Millennials face paying £44,000 more on rent typically by the time they turn 30 than the baby boomer generation, analysis from a think-tank has found.
The Resolution Foundation said a combination of falling home ownership levels among the younger generation and rising costs in the private rented sector have fuelled the increase.
The young generation of under-35s also face paying around £25,000 more on rent by the time they hit 30 than the generation immediately above them - generation X.
Around 60% of the generation X cohort of 35 to 50-year-olds had climbed onto the property ladder by the time they reached 30, whereas around 42% of millennials manage to become home owners by the age of 30.
The report said that close to two-thirds (63%) of baby boomers - those aged over 50 and up to 70 years old - owned their home by the time they were 30.
It said: "Decades of falling housebuilding and rising house prices have reduced home ownership for subsequent generations."
The Foundation looked at Office for National Statistics (ONS) data as well as figures from Halifax to make the findings.

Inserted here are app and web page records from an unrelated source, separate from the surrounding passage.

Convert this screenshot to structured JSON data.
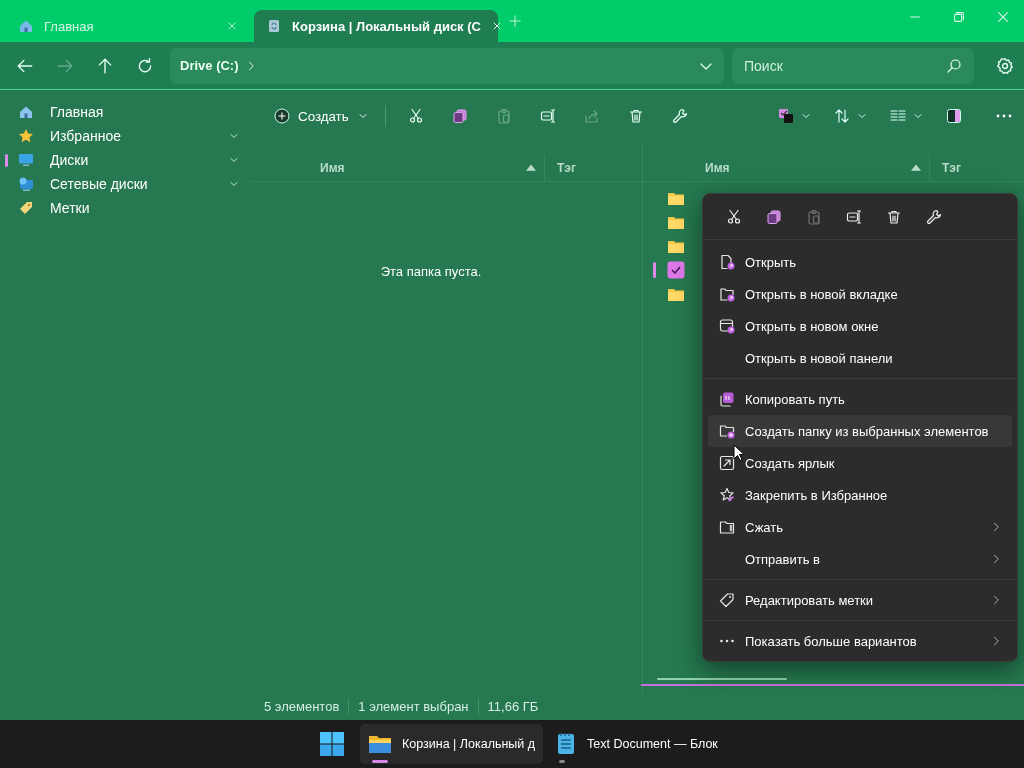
{
  "tabs": [
    {
      "label": "Главная",
      "selected": false
    },
    {
      "label": "Корзина | Локальный диск (C",
      "selected": true
    }
  ],
  "address": {
    "path": "Drive (C:)"
  },
  "search": {
    "placeholder": "Поиск"
  },
  "toolbar": {
    "create_label": "Создать",
    "tools": [
      {
        "disabled": false
      },
      {
        "disabled": false
      },
      {
        "disabled": true
      },
      {
        "disabled": false
      },
      {
        "disabled": true
      },
      {
        "disabled": false
      },
      {
        "disabled": false
      }
    ]
  },
  "sidebar": {
    "items": [
      {
        "label": "Главная",
        "expandable": false,
        "selected": false
      },
      {
        "label": "Избранное",
        "expandable": true,
        "selected": false
      },
      {
        "label": "Диски",
        "expandable": true,
        "selected": true
      },
      {
        "label": "Сетевые диски",
        "expandable": true,
        "selected": false
      },
      {
        "label": "Метки",
        "expandable": false,
        "selected": false
      }
    ]
  },
  "panes": [
    {
      "active": false,
      "columns": [
        "Имя",
        "Тэг"
      ],
      "empty_message": "Эта папка пуста."
    },
    {
      "active": true,
      "columns": [
        "Имя",
        "Тэг"
      ],
      "rows": [
        {
          "selected": false
        },
        {
          "selected": false
        },
        {
          "selected": false
        },
        {
          "selected": true
        },
        {
          "selected": false
        }
      ]
    }
  ],
  "context_menu": {
    "tools": [
      {
        "disabled": false
      },
      {
        "disabled": false
      },
      {
        "disabled": true
      },
      {
        "disabled": false
      },
      {
        "disabled": false
      },
      {
        "disabled": false
      }
    ],
    "groups": [
      [
        {
          "label": "Открыть",
          "submenu": false,
          "hovered": false
        },
        {
          "label": "Открыть в новой вкладке",
          "submenu": false,
          "hovered": false
        },
        {
          "label": "Открыть в новом окне",
          "submenu": false,
          "hovered": false
        },
        {
          "label": "Открыть в новой панели",
          "submenu": false,
          "hovered": false
        }
      ],
      [
        {
          "label": "Копировать путь",
          "submenu": false,
          "hovered": false
        },
        {
          "label": "Создать папку из выбранных элементов",
          "submenu": false,
          "hovered": true
        },
        {
          "label": "Создать ярлык",
          "submenu": false,
          "hovered": false
        },
        {
          "label": "Закрепить в Избранное",
          "submenu": false,
          "hovered": false
        },
        {
          "label": "Сжать",
          "submenu": true,
          "hovered": false
        },
        {
          "label": "Отправить в",
          "submenu": true,
          "hovered": false
        }
      ],
      [
        {
          "label": "Редактировать метки",
          "submenu": true,
          "hovered": false
        }
      ],
      [
        {
          "label": "Показать больше вариантов",
          "submenu": true,
          "hovered": false
        }
      ]
    ]
  },
  "status_bar": [
    "5 элементов",
    "1 элемент выбран",
    "11,66 ГБ"
  ],
  "taskbar": {
    "apps": [
      {
        "label": "Корзина | Локальный д",
        "active": true
      },
      {
        "label": "Text Document — Блок",
        "active": false
      }
    ]
  }
}
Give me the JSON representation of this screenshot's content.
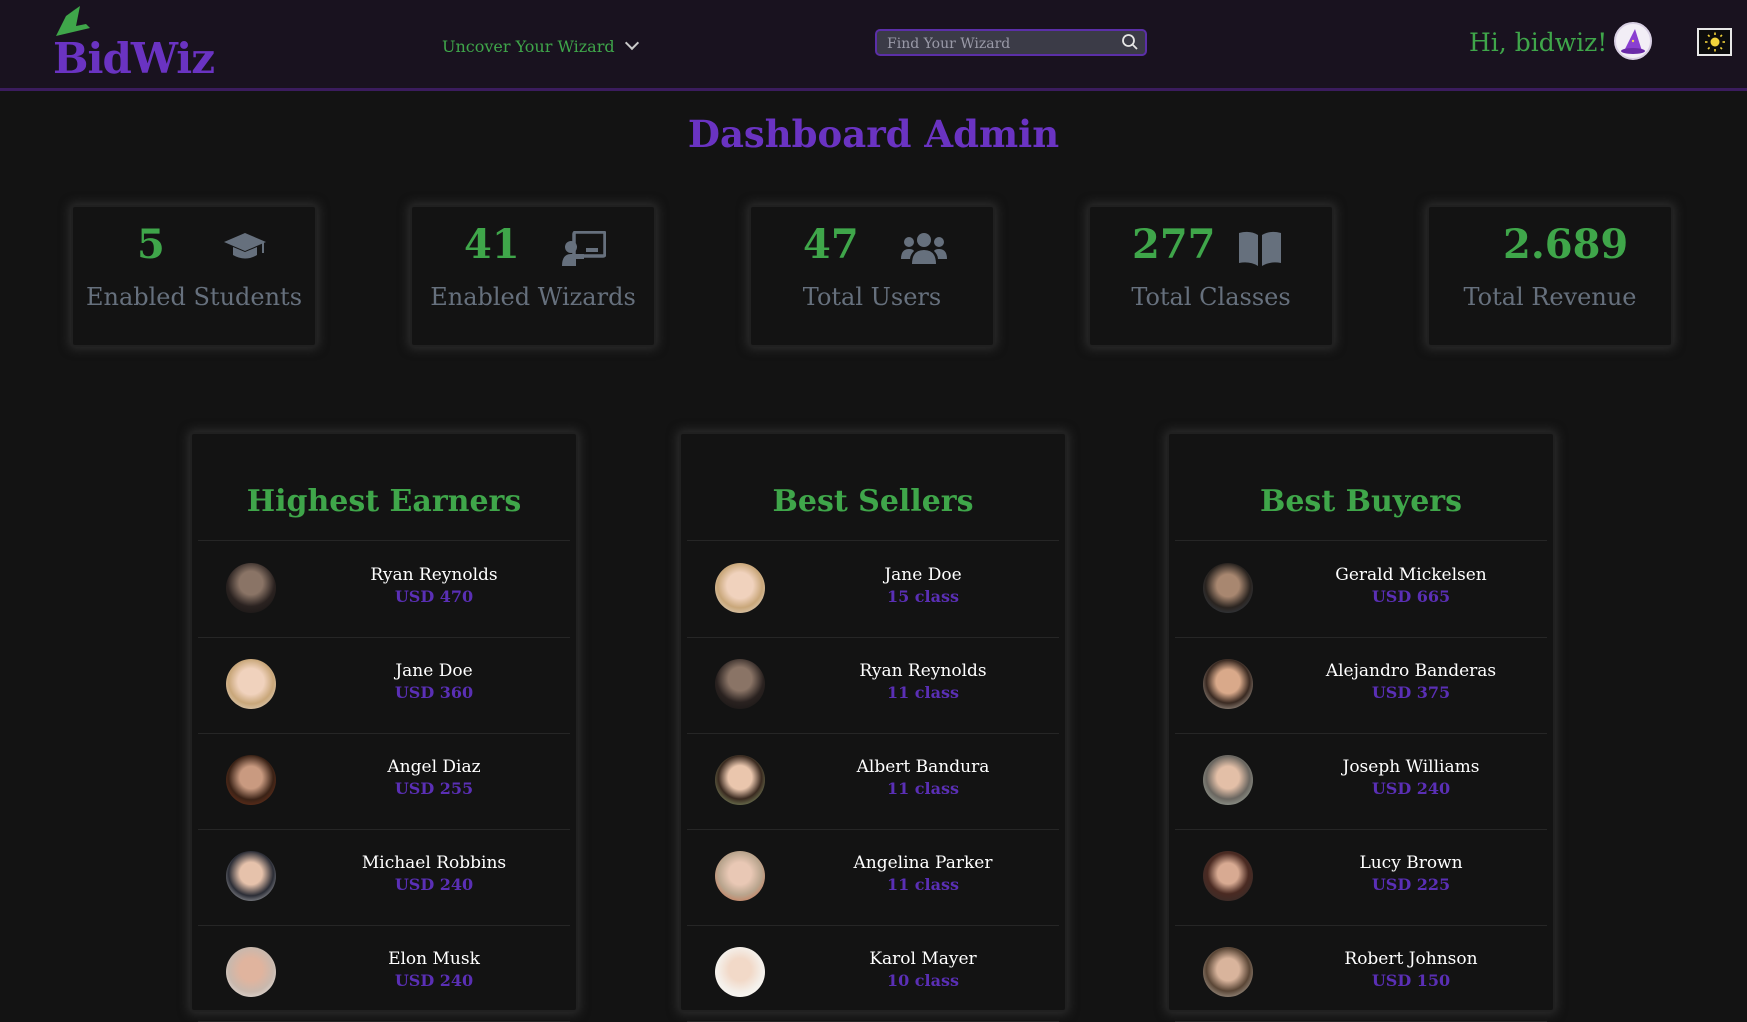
{
  "navbar": {
    "logo_text": "BidWiz",
    "dropdown_label": "Uncover Your Wizard",
    "search_placeholder": "Find Your Wizard",
    "greeting": "Hi, bidwiz!"
  },
  "page_title": "Dashboard Admin",
  "stats": [
    {
      "value": "5",
      "label": "Enabled Students",
      "icon": "graduation-cap-icon"
    },
    {
      "value": "41",
      "label": "Enabled Wizards",
      "icon": "chalkboard-teacher-icon"
    },
    {
      "value": "47",
      "label": "Total Users",
      "icon": "users-icon"
    },
    {
      "value": "277",
      "label": "Total Classes",
      "icon": "book-open-icon"
    },
    {
      "value": "2.689",
      "label": "Total Revenue",
      "icon": ""
    }
  ],
  "panels": [
    {
      "title": "Highest Earners",
      "rows": [
        {
          "name": "Ryan Reynolds",
          "value": "USD 470"
        },
        {
          "name": "Jane Doe",
          "value": "USD 360"
        },
        {
          "name": "Angel Diaz",
          "value": "USD 255"
        },
        {
          "name": "Michael Robbins",
          "value": "USD 240"
        },
        {
          "name": "Elon Musk",
          "value": "USD 240"
        }
      ]
    },
    {
      "title": "Best Sellers",
      "rows": [
        {
          "name": "Jane Doe",
          "value": "15 class"
        },
        {
          "name": "Ryan Reynolds",
          "value": "11 class"
        },
        {
          "name": "Albert Bandura",
          "value": "11 class"
        },
        {
          "name": "Angelina Parker",
          "value": "11 class"
        },
        {
          "name": "Karol Mayer",
          "value": "10 class"
        }
      ]
    },
    {
      "title": "Best Buyers",
      "rows": [
        {
          "name": "Gerald Mickelsen",
          "value": "USD 665"
        },
        {
          "name": "Alejandro Banderas",
          "value": "USD 375"
        },
        {
          "name": "Joseph Williams",
          "value": "USD 240"
        },
        {
          "name": "Lucy Brown",
          "value": "USD 225"
        },
        {
          "name": "Robert Johnson",
          "value": "USD 150"
        }
      ]
    }
  ],
  "colors": {
    "accent_green": "#3fa64a",
    "accent_purple": "#6a33c2",
    "value_purple": "#5a2fb5",
    "background": "#131313"
  }
}
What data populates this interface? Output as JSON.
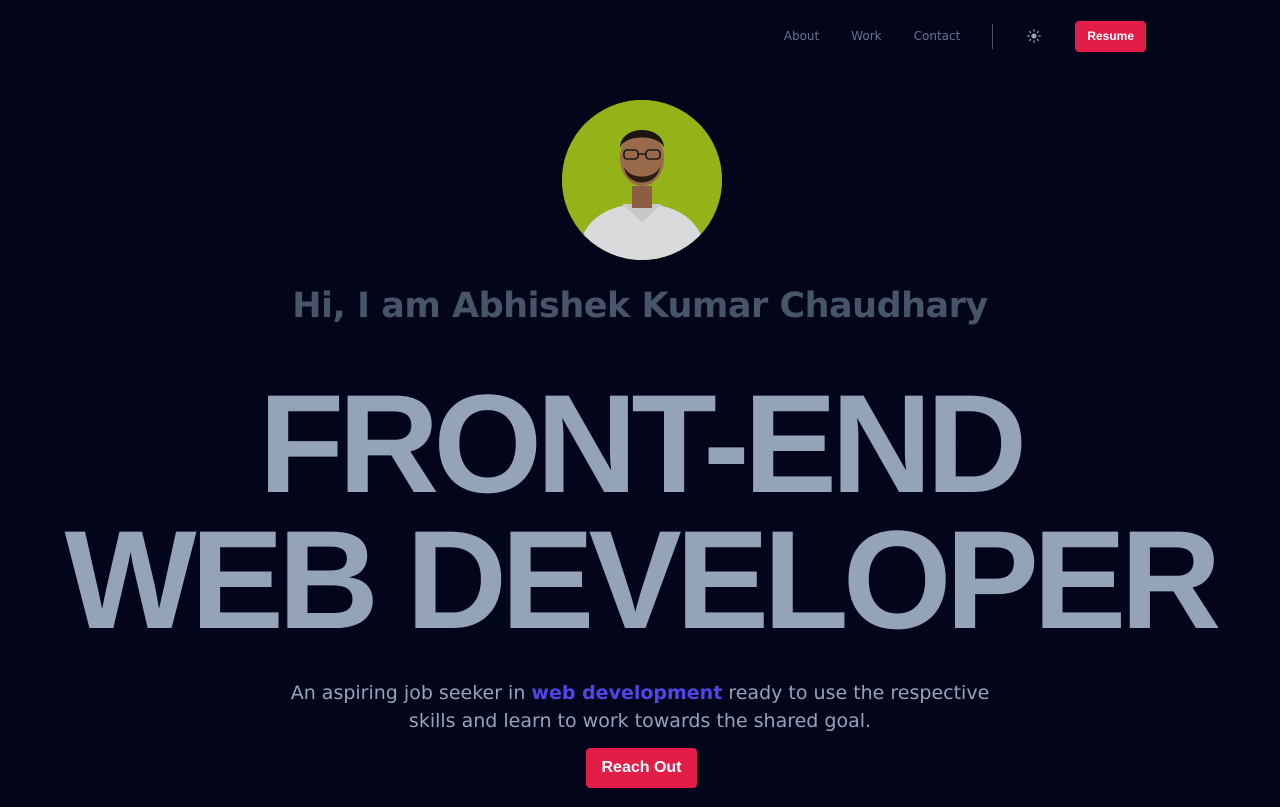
{
  "nav": {
    "links": [
      {
        "label": "About"
      },
      {
        "label": "Work"
      },
      {
        "label": "Contact"
      }
    ],
    "theme_icon": "sun-icon",
    "resume_label": "Resume"
  },
  "hero": {
    "greeting": "Hi, I am Abhishek Kumar Chaudhary",
    "title_line1": "FRONT-END",
    "title_line2": "WEB DEVELOPER",
    "tagline_before": "An aspiring job seeker in ",
    "tagline_highlight": "web development",
    "tagline_after": " ready to use the respective skills and learn to work towards the shared goal.",
    "cta_label": "Reach Out"
  },
  "colors": {
    "background": "#03061a",
    "accent": "#e11d48",
    "highlight": "#4f46e5",
    "title": "#94a3b8",
    "muted": "#64748b"
  }
}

The calculations were made in today's prices and the figures used cover the UK.
It said the extra money spent on renting has reduced young people's living standards and made it harder to save to buy a home of their own.
The £44,000 extra typically spent on rent by millennials eclipses the £33,000 average deposit that a first-time buyer needs to get on the property ladder today, the report found.
Laura Gardiner, a senior policy analyst at the Resolution Foundation, said: "The nation's housing crisis is perhaps the most visible example of growing inequality between generations.
"Young people today are paying a heavy price for decades of falling home ownership. The struggle to get on the housing ladder has left many of today's millennials renting, at a time when it has become more expensive to do so. Millennials have had to spend £44,000 more on rent by the time they reach 30 compared to the baby boomers.
"Britain's continuing failure to build enough homes means that unless we change course the struggle of young people to own their home is only going to get worse."
The findings were made ahead of the launch of the Foundation's Intergenerational Commission on Monday.
This will carry out an 18-month investigation, probing the extent to which young people's living standards have been "permanently scarred". The Commission will recommend policies to raise living standards for future generations.
A Department for Communities and Local Government (DCLG) spokesman said, on average, more than 140 people a day have been helped into home ownership through Government-backed schemes since 2010.
He said the Government is also committed to creating a bigger, better private rented sector, adding: "That's why we've set out the most ambitious vision for housing in a generation, including £3.5 billion in Government-backed guarantees to attract more institutional investment into the sector."